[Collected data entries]
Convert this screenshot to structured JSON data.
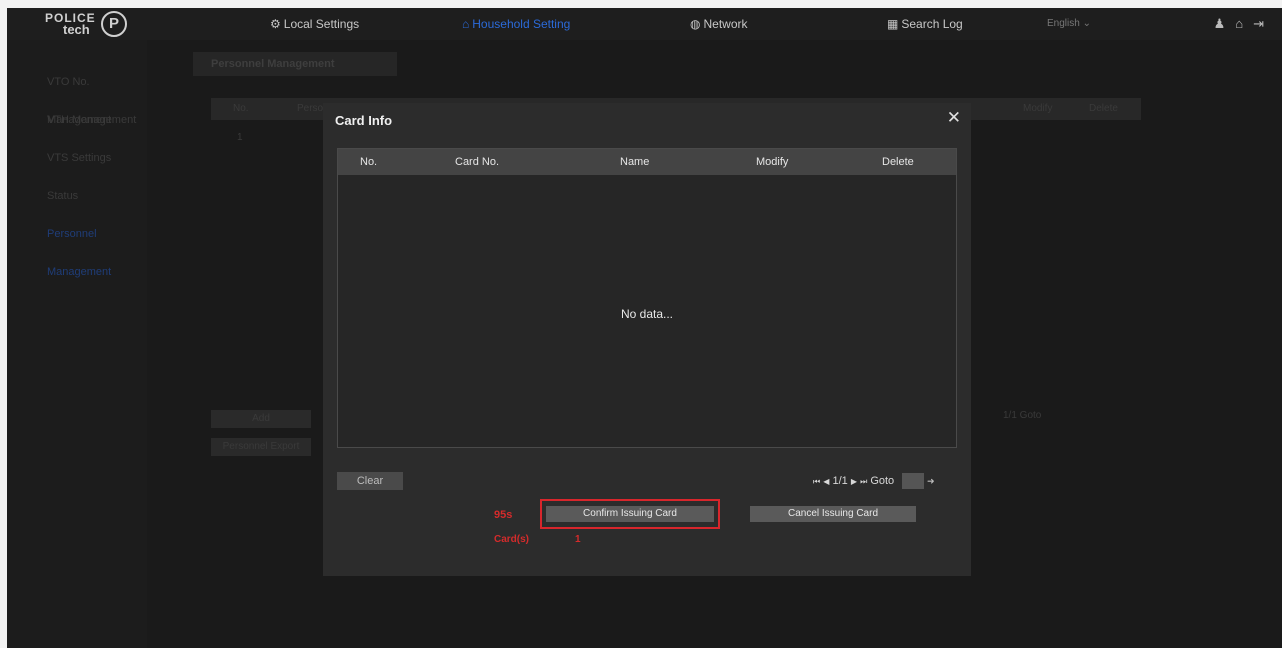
{
  "logo": {
    "line1": "POLICE",
    "line2": "tech",
    "mark": "P"
  },
  "nav": [
    {
      "label": "Local Settings",
      "icon": "gear-icon",
      "glyph": "⚙"
    },
    {
      "label": "Household Setting",
      "icon": "household-icon",
      "glyph": "⌂"
    },
    {
      "label": "Network",
      "icon": "network-icon",
      "glyph": "◍"
    },
    {
      "label": "Search Log",
      "icon": "search-log-icon",
      "glyph": "▦"
    },
    {
      "label": "English",
      "icon": "chevron-down-icon",
      "glyph": "⌄"
    }
  ],
  "top_icons": [
    {
      "name": "user-icon",
      "glyph": "♟"
    },
    {
      "name": "home-icon",
      "glyph": "⌂"
    },
    {
      "name": "logout-icon",
      "glyph": "⇥"
    }
  ],
  "sidebar": {
    "items": [
      {
        "label": "VTO No. Management"
      },
      {
        "label": "VTH Management"
      },
      {
        "label": "VTS Settings"
      },
      {
        "label": "Status"
      },
      {
        "label": "Personnel Management"
      }
    ]
  },
  "background": {
    "tab": "Personnel Management",
    "headers": [
      "No.",
      "Person",
      "Modify",
      "Delete"
    ],
    "row_no": "1",
    "add_label": "Add",
    "export_label": "Personnel Export",
    "pager": "1/1  Goto"
  },
  "modal": {
    "title": "Card Info",
    "close_glyph": "✕",
    "table": {
      "headers": [
        "No.",
        "Card No.",
        "Name",
        "Modify",
        "Delete"
      ],
      "empty_text": "No data..."
    },
    "clear_label": "Clear",
    "pager": {
      "first": "⏮",
      "prev": "◀",
      "page": "1/1",
      "next": "▶",
      "last": "⏭",
      "goto_label": "Goto",
      "goto_value": "",
      "go_glyph": "➜"
    },
    "countdown": "95s",
    "confirm_label": "Confirm Issuing Card",
    "cancel_label": "Cancel Issuing Card",
    "cards_label": "Card(s)",
    "cards_value": "1"
  },
  "colors": {
    "accent": "#2b6ad8",
    "alert": "#d42b2b",
    "highlight_border": "#d8262c"
  }
}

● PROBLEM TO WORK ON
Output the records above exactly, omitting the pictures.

● ANSWER SECTION
Convert this screenshot to structured JSON data.
{
  "logo": {
    "line1": "POLICE",
    "line2": "tech",
    "mark": "P"
  },
  "nav": [
    {
      "label": "Local Settings",
      "icon": "gear-icon",
      "glyph": "⚙"
    },
    {
      "label": "Household Setting",
      "icon": "household-icon",
      "glyph": "⌂"
    },
    {
      "label": "Network",
      "icon": "network-icon",
      "glyph": "◍"
    },
    {
      "label": "Search Log",
      "icon": "search-log-icon",
      "glyph": "▦"
    },
    {
      "label": "English",
      "icon": "chevron-down-icon",
      "glyph": "⌄"
    }
  ],
  "top_icons": [
    {
      "name": "user-icon",
      "glyph": "♟"
    },
    {
      "name": "home-icon",
      "glyph": "⌂"
    },
    {
      "name": "logout-icon",
      "glyph": "⇥"
    }
  ],
  "sidebar": {
    "items": [
      {
        "label": "VTO No. Management"
      },
      {
        "label": "VTH Management"
      },
      {
        "label": "VTS Settings"
      },
      {
        "label": "Status"
      },
      {
        "label": "Personnel Management"
      }
    ]
  },
  "background": {
    "tab": "Personnel Management",
    "headers": [
      "No.",
      "Person",
      "Modify",
      "Delete"
    ],
    "row_no": "1",
    "add_label": "Add",
    "export_label": "Personnel Export",
    "pager": "1/1  Goto"
  },
  "modal": {
    "title": "Card Info",
    "close_glyph": "✕",
    "table": {
      "headers": [
        "No.",
        "Card No.",
        "Name",
        "Modify",
        "Delete"
      ],
      "empty_text": "No data..."
    },
    "clear_label": "Clear",
    "pager": {
      "first": "⏮",
      "prev": "◀",
      "page": "1/1",
      "next": "▶",
      "last": "⏭",
      "goto_label": "Goto",
      "goto_value": "",
      "go_glyph": "➜"
    },
    "countdown": "95s",
    "confirm_label": "Confirm Issuing Card",
    "cancel_label": "Cancel Issuing Card",
    "cards_label": "Card(s)",
    "cards_value": "1"
  },
  "colors": {
    "accent": "#2b6ad8",
    "alert": "#d42b2b",
    "highlight_border": "#d8262c"
  }
}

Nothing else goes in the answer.